Records from a dataset:
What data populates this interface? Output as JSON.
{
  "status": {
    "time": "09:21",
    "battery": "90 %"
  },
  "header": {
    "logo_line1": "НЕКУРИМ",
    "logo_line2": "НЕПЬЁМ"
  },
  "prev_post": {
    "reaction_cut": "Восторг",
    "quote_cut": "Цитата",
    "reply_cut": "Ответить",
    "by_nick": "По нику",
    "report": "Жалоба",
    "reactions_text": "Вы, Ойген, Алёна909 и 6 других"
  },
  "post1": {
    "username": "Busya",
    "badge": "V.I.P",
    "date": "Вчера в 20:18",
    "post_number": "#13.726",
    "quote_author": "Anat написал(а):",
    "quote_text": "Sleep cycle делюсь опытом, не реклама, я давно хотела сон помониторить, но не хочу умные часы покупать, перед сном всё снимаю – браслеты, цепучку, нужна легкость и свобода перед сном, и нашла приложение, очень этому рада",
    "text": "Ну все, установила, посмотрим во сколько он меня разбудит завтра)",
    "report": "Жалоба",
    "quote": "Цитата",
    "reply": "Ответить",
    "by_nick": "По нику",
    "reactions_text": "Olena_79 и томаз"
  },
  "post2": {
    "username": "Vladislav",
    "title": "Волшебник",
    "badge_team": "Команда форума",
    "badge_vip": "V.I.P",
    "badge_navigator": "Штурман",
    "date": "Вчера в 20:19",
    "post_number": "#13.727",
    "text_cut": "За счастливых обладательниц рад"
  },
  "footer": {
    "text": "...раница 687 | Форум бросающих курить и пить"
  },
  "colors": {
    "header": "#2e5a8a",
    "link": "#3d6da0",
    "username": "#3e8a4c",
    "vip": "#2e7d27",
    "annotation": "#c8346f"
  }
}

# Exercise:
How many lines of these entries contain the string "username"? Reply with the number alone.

# Written reply:
3